◆ SOURCE DATA ◆
^^^^^^^^^^^^^^^^

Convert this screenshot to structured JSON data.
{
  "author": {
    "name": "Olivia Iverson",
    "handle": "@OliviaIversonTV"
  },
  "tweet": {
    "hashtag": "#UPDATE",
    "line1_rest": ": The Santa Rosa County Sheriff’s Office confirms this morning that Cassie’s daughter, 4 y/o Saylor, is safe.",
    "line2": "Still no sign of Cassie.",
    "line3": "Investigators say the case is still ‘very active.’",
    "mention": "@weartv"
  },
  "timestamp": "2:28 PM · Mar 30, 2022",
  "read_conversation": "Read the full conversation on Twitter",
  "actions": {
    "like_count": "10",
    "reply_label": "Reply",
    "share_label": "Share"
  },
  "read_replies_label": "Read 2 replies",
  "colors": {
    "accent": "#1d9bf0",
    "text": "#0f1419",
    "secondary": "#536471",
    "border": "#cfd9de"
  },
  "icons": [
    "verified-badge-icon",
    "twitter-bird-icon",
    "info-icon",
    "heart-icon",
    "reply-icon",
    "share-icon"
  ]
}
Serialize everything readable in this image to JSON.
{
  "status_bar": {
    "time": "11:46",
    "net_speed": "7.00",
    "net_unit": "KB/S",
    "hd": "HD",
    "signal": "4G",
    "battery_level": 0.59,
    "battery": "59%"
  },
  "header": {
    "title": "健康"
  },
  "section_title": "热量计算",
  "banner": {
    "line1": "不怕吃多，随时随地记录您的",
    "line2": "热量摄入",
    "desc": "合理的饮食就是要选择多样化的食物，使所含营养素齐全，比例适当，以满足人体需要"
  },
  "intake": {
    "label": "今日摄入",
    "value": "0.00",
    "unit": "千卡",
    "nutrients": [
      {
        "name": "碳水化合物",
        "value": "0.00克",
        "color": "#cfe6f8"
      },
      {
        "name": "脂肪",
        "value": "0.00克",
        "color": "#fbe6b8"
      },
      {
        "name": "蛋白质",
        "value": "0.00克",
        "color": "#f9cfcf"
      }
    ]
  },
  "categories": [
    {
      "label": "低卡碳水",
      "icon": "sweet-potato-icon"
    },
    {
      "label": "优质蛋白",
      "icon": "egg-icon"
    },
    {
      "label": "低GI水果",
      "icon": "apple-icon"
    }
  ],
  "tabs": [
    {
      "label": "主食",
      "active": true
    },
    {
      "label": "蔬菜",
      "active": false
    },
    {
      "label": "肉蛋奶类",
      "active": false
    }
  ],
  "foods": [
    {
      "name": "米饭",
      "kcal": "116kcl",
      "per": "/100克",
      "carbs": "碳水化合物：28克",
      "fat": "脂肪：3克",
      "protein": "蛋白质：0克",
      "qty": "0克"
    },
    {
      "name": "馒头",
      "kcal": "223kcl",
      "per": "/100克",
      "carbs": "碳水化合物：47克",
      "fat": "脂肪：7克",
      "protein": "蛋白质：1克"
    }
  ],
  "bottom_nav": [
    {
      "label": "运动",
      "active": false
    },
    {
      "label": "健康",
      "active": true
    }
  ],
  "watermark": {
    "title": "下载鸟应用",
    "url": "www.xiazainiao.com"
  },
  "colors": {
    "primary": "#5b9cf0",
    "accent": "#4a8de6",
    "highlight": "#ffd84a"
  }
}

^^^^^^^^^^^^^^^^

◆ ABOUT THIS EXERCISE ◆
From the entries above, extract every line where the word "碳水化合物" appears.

◆ WRITTEN ANSWER ◆
        "name": "碳水化合物",
      "carbs": "碳水化合物：28克",
      "carbs": "碳水化合物：47克",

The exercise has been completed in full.